> [Required action]
Reply with one number, the count of lines below that contain the string "score".
──────── The records
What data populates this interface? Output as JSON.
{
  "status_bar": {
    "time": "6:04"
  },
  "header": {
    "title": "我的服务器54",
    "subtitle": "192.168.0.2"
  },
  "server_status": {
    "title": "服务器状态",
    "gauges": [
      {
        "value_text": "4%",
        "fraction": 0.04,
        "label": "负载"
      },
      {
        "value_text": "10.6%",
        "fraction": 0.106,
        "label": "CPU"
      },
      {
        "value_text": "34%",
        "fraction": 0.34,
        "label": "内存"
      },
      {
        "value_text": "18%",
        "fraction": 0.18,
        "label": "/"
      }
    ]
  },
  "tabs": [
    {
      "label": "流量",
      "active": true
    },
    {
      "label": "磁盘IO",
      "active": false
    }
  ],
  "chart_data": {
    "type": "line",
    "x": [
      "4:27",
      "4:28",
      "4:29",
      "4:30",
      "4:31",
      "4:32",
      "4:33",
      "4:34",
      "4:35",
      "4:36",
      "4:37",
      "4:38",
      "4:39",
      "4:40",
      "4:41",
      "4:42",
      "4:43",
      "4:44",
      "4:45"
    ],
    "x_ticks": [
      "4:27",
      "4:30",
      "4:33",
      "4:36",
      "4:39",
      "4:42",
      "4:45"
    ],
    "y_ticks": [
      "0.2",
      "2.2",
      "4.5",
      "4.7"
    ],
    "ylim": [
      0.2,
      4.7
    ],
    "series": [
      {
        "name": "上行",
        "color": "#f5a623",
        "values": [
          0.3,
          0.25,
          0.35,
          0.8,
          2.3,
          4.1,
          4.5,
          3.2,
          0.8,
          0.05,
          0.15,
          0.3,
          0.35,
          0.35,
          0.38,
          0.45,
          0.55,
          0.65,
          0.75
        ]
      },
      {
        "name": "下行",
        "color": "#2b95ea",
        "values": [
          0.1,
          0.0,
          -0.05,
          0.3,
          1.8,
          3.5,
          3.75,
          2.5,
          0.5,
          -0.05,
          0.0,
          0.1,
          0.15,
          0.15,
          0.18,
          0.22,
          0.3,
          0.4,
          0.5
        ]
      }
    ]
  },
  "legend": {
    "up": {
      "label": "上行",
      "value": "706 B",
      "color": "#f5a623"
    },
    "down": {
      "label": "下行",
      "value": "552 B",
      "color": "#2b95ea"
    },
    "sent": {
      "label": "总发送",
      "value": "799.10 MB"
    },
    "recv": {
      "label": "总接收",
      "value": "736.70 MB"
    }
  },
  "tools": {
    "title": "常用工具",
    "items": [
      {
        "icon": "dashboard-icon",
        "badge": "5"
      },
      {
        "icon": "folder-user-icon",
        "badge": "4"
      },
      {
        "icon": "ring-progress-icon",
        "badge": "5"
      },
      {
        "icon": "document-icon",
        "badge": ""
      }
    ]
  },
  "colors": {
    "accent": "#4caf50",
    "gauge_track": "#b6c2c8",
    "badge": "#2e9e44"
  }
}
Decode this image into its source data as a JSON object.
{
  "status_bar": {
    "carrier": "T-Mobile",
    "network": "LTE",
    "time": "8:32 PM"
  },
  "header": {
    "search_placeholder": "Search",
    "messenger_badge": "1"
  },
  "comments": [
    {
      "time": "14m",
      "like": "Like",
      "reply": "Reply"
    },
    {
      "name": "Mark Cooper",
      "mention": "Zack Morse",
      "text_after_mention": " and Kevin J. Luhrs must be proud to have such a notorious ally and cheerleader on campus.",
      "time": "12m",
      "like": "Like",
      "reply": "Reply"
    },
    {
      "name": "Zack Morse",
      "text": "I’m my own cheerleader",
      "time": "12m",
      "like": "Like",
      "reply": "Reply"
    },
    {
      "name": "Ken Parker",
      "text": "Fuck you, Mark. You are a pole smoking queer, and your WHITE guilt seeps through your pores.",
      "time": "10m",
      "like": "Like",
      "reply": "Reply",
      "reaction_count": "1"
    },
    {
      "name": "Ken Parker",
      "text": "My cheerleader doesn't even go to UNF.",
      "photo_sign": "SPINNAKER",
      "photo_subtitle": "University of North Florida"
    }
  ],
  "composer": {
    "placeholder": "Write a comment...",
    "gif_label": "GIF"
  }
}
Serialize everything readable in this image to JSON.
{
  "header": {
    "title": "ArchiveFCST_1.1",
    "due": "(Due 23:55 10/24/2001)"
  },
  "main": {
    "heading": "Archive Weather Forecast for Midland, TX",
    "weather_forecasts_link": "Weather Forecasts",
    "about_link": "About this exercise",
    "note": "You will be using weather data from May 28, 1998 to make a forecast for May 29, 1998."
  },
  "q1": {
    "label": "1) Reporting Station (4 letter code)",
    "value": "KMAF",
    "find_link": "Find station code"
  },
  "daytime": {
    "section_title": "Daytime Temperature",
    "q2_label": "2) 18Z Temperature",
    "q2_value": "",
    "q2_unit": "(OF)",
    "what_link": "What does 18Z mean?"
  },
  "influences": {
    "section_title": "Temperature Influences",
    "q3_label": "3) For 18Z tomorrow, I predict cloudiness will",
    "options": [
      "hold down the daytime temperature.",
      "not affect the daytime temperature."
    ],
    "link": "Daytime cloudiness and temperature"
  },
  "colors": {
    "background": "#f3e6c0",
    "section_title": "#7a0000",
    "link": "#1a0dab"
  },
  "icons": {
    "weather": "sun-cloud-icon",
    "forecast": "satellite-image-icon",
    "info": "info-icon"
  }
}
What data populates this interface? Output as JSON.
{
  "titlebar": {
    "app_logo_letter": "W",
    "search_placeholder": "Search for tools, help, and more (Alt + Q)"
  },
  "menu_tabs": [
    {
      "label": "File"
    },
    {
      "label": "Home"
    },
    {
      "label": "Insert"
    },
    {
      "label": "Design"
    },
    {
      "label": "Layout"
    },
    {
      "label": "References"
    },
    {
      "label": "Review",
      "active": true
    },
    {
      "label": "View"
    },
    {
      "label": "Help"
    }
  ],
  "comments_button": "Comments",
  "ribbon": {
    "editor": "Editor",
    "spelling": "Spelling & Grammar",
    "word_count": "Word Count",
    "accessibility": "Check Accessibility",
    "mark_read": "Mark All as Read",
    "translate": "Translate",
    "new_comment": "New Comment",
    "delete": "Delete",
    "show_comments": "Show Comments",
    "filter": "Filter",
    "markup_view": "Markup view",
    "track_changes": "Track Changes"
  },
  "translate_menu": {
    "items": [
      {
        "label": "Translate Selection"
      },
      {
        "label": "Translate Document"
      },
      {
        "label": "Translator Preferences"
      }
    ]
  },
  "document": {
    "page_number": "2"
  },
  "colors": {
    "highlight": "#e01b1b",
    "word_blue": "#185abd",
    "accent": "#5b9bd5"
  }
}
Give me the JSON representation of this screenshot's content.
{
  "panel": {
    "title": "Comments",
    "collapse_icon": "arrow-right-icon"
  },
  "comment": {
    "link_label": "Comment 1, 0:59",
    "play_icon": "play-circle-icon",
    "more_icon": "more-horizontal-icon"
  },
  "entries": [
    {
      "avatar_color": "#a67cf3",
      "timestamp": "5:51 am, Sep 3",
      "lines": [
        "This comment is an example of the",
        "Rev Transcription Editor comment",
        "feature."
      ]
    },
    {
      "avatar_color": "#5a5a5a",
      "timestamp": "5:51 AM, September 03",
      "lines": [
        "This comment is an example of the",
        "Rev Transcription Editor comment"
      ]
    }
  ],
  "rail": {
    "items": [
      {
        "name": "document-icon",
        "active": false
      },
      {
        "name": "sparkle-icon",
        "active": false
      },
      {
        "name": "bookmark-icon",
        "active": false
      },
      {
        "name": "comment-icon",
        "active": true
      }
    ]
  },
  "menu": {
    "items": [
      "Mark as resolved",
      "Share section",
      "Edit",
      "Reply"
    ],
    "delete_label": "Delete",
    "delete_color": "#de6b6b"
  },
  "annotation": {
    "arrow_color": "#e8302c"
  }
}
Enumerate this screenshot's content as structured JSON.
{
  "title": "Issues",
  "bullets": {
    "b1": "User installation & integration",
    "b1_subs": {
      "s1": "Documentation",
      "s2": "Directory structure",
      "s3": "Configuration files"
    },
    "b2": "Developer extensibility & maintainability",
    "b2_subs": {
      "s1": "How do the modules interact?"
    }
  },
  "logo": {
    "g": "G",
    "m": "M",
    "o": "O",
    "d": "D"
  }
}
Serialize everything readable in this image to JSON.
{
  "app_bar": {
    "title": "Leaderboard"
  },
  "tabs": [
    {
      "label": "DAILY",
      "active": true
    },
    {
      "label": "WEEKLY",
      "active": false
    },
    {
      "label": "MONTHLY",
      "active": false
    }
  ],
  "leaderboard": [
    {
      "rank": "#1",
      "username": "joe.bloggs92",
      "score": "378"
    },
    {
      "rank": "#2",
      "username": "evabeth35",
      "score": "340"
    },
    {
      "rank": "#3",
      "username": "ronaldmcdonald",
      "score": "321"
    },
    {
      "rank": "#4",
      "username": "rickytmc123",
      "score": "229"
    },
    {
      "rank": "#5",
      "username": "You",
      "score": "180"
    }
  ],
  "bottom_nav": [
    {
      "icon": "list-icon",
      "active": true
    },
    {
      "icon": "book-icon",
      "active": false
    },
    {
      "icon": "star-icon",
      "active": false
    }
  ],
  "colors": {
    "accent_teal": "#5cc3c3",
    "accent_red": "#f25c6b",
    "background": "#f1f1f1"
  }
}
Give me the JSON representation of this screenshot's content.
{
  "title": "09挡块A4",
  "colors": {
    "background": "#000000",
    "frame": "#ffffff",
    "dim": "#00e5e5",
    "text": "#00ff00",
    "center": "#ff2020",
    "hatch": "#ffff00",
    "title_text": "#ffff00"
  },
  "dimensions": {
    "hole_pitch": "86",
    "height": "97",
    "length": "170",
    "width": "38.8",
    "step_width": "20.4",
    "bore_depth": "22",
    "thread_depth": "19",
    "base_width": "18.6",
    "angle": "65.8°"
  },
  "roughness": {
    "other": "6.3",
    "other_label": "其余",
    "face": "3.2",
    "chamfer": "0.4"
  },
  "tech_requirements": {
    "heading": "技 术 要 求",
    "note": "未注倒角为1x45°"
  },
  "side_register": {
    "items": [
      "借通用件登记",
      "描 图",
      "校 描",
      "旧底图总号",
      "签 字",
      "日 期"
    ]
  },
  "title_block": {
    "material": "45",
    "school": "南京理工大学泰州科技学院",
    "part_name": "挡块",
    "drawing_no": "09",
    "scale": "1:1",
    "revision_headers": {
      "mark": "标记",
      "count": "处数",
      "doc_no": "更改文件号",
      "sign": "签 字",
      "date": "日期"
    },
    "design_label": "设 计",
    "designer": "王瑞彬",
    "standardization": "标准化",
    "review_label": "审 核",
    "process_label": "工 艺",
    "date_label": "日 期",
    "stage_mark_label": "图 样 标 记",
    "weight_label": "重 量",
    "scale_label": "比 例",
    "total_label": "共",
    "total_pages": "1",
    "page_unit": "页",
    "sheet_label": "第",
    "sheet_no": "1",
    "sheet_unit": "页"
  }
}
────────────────
> [Reply to the exercise]
5